According to the Louisiana Board of Ethics a bank board member can serve on the board of directors for a hospital service district.  See La Ethics Opinions 2002-094 and 2002-197, relying on La R.S. 39:1233.1.

In Ethics Opinion 2002-094, the Police Jury of Natchitoches Parish requested an advisory opinion as to the propriety of the Natchitoches Parish Police Jury appointing a person to the Natchitoches Parish Hospital Service District Board who was a major stockholder and who also served on the board of a bank that conducted business with the hospital. Continue reading

OIG Issues Proposed Rule to Add New Safe Harbors and CMPs on Beneficiary Inducements and Gainsharing

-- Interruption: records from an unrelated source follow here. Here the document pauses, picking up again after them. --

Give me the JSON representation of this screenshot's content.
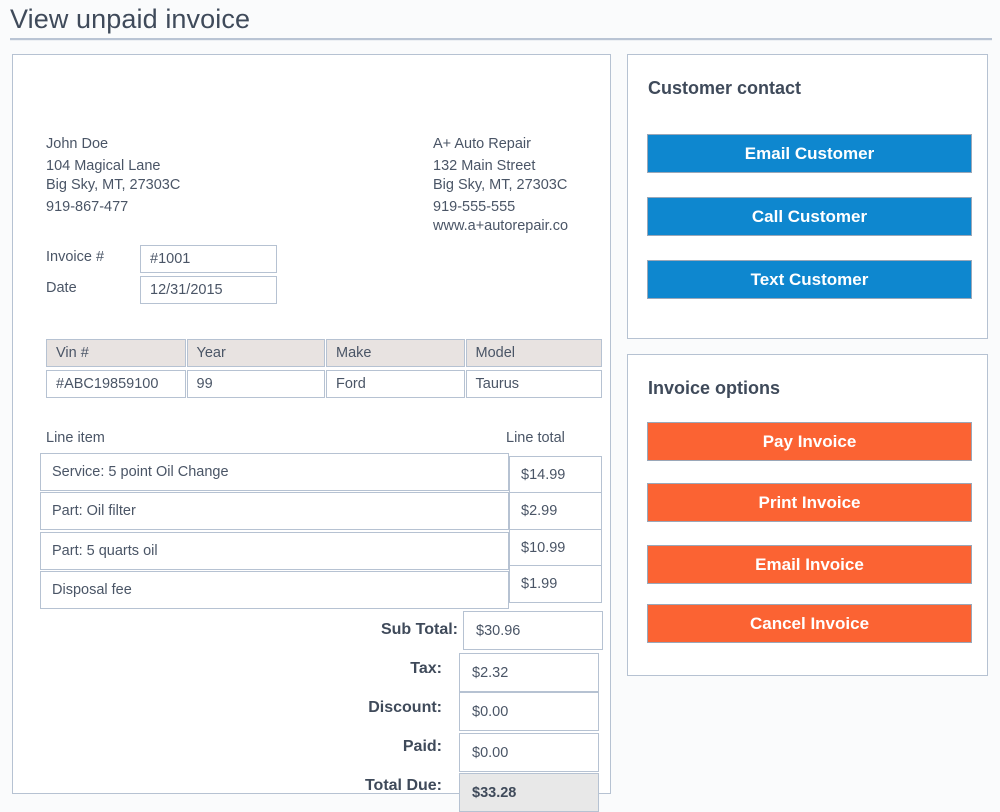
{
  "page": {
    "title": "View unpaid invoice"
  },
  "invoice": {
    "customer": {
      "name": "John Doe",
      "street": "104 Magical Lane",
      "city_state_zip": "Big Sky, MT, 27303C",
      "phone": "919-867-477"
    },
    "business": {
      "name": "A+ Auto Repair",
      "street": "132 Main Street",
      "city_state_zip": "Big Sky, MT, 27303C",
      "phone": "919-555-555",
      "website": "www.a+autorepair.co"
    },
    "meta": [
      {
        "label": "Invoice #",
        "value": "#1001"
      },
      {
        "label": "Date",
        "value": "12/31/2015"
      }
    ],
    "vehicle": {
      "headers": [
        "Vin #",
        "Year",
        "Make",
        "Model"
      ],
      "row": [
        "#ABC19859100",
        "99",
        "Ford",
        "Taurus"
      ]
    },
    "line_items": {
      "header_item": "Line item",
      "header_total": "Line total",
      "rows": [
        {
          "description": "Service: 5 point Oil Change",
          "amount": "$14.99"
        },
        {
          "description": "Part: Oil filter",
          "amount": "$2.99"
        },
        {
          "description": "Part: 5 quarts oil",
          "amount": "$10.99"
        },
        {
          "description": "Disposal fee",
          "amount": "$1.99"
        }
      ]
    },
    "totals": [
      {
        "label": "Sub Total:",
        "value": "$30.96"
      },
      {
        "label": "Tax:",
        "value": "$2.32"
      },
      {
        "label": "Discount:",
        "value": "$0.00"
      },
      {
        "label": "Paid:",
        "value": "$0.00"
      },
      {
        "label": "Total Due:",
        "value": "$33.28"
      }
    ]
  },
  "contact_panel": {
    "heading": "Customer contact",
    "buttons": [
      {
        "label": "Email Customer"
      },
      {
        "label": "Call Customer"
      },
      {
        "label": "Text Customer"
      }
    ]
  },
  "options_panel": {
    "heading": "Invoice options",
    "buttons": [
      {
        "label": "Pay Invoice"
      },
      {
        "label": "Print Invoice"
      },
      {
        "label": "Email Invoice"
      },
      {
        "label": "Cancel Invoice"
      }
    ]
  },
  "colors": {
    "contact_button": "#0e87cf",
    "option_button": "#fb6333",
    "border": "#b6c2d2",
    "table_header_bg": "#e8e3e1",
    "total_due_bg": "#e8e8e8",
    "text": "#3f4a5a",
    "page_bg": "#fafbfc"
  }
}
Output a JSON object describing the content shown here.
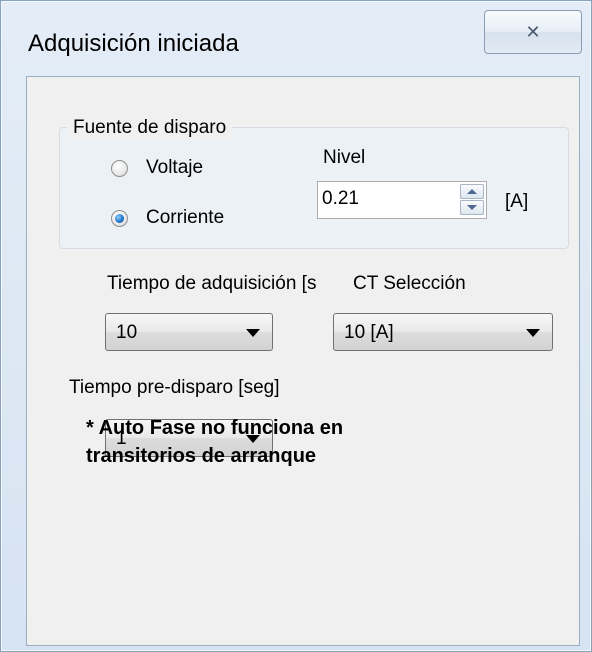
{
  "window": {
    "title": "Adquisición iniciada",
    "close_label": "✕"
  },
  "trigger_source": {
    "legend": "Fuente de disparo",
    "options": [
      {
        "label": "Voltaje",
        "selected": false
      },
      {
        "label": "Corriente",
        "selected": true
      }
    ]
  },
  "level": {
    "label": "Nivel",
    "value": "0.21",
    "unit": "[A]"
  },
  "acquisition_time": {
    "label": "Tiempo de adquisición [s",
    "value": "10"
  },
  "ct_selection": {
    "label": "CT Selección",
    "value": "10 [A]"
  },
  "pretrigger_time": {
    "label": "Tiempo pre-disparo [seg]",
    "value": "1"
  },
  "note": {
    "line1": "* Auto Fase no funciona en",
    "line2": "transitorios de arranque"
  }
}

The Office of Inspector General (OIG) issued a Proposed Rule on October 2, 2014 that would amend the safe harbors to the Anti-Kickback Statute and the civil monetary penalty (CMP) rules to add new safe harbors to codify statutory changes in the Medicare Prescription Drug, Improvement, and Modernization Act of 2003 (MMA) and the Patient Protection and Affordable Care Act, that would protect certain payment practices and business arrangements from criminal prosecution or civil sanctions under the Anti-Kickback Statute.  The OIG also proposed to codify certain revisions to the definition of “remuneration,” added by the Balanced Budget Act (BBA) of 1997 and ACA and add a gainsharing CMP provision in the OIG’s regulations. Continue reading